“Our tests in the lab showed that this new coating promotes AVF maturation, and may have significant impact in the treatment of patients requiring dialysis,” said Ho-Wook Jun, Ph.D., biomedical engineering professor and co-founder of Endomimetics.
|“Our tests in the lab showed that this new coating promotes AVF maturation, and may have significant impact in the treatment of patients requiring dialysis.”|
“We believe the use of the bionanomatrix gel can substantially increase the success rate of AVF formation, addressing this unmet clinical need,” said Patrick Hwang, Ph.D., director of research and development for Endomimetics. “This would result in a significant decrease in the cost of creating AVFs as well as improving the overall life of the patient.”
“Obviously, we are very excited about receiving the grant, which will allow for the continued development of the bionanomatrix gel and its use in the creation of an access point, or AVF, to veins for patients requiring dialysis,” said Joseph Garner, Ph.D., CEO of Endomimetics and Assistant Professor in the School of Health Professions. “It is our belief, which is being supported by our data, that the bionanomatrix gel has the potential to greatly increase the rate at which the AVFs are successfully created, which will dramatically reduce the cost and physical pain endured by the patient.”
The Small Business Innovation grant totals $2 million and will support the development through further testing of the product. The grant is in phase two, which means the team will be able to continue the research and development efforts initiated when they were awarded a phase one grant last year. This phase will last two years, with the goal of being awarded a phase three grant to pursue commercialization.

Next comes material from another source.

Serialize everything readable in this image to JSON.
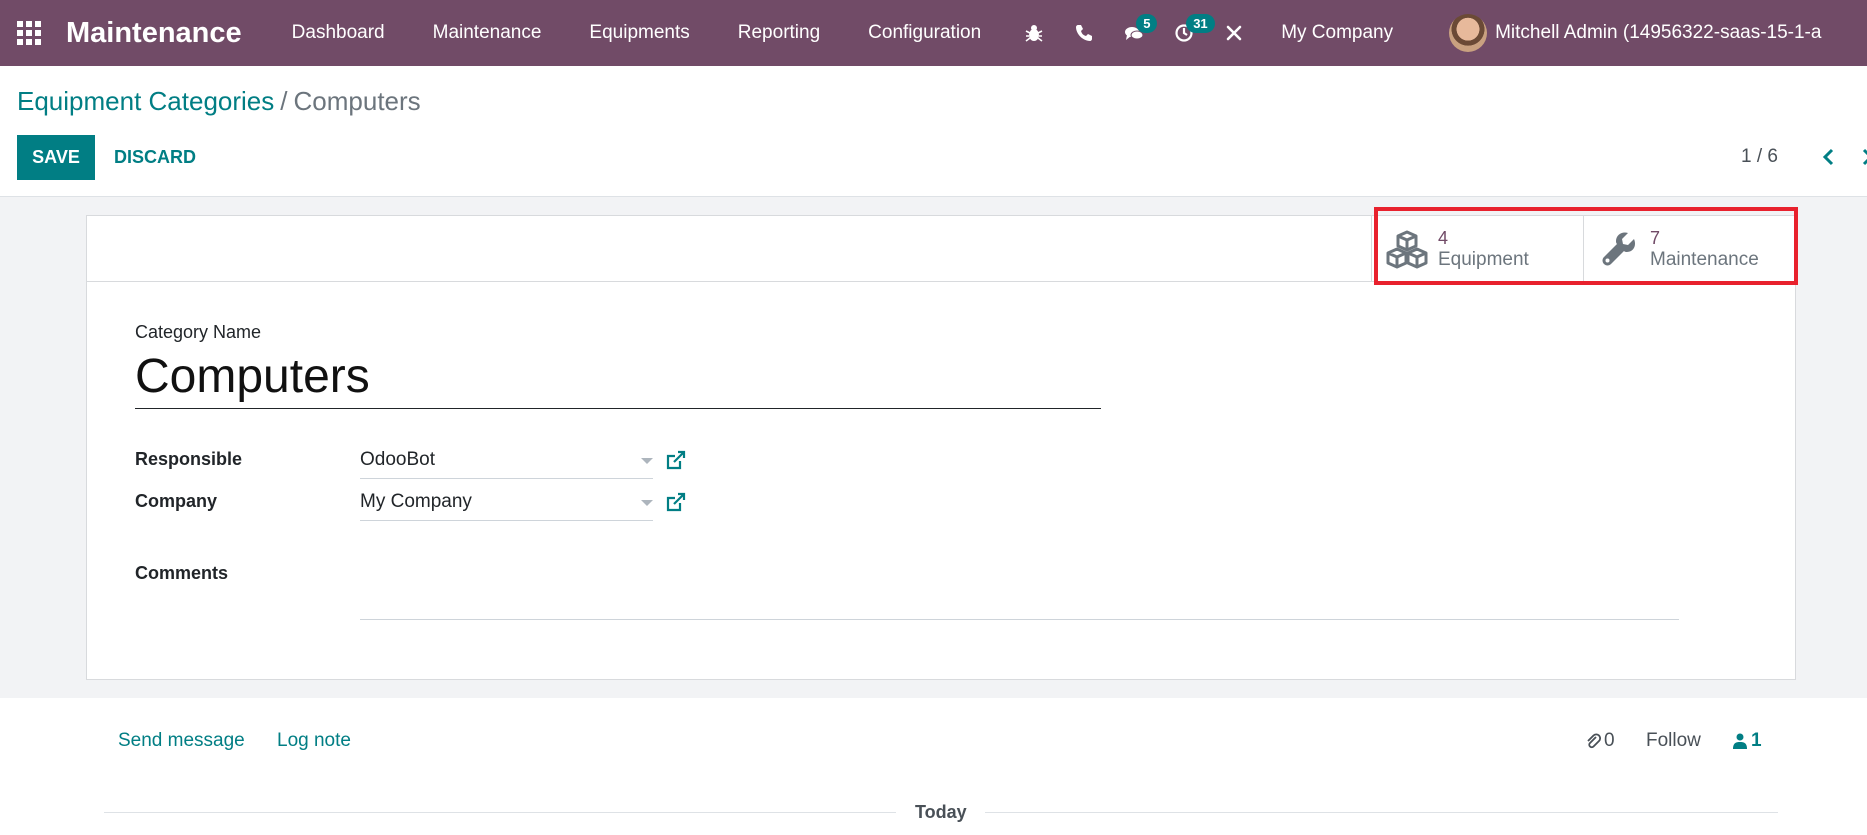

“UAB has provided a unique environment in which engineers and clinicians can work together to develop an innovative idea to tackle clinically significant problems,” Jun said. “We have had so much support from the School of Engineering, School of Medicine, and the Bill L. Harbert Institute for Innovation and Entrepreneurship here at UAB, and we are looking forward to developing this solution further.”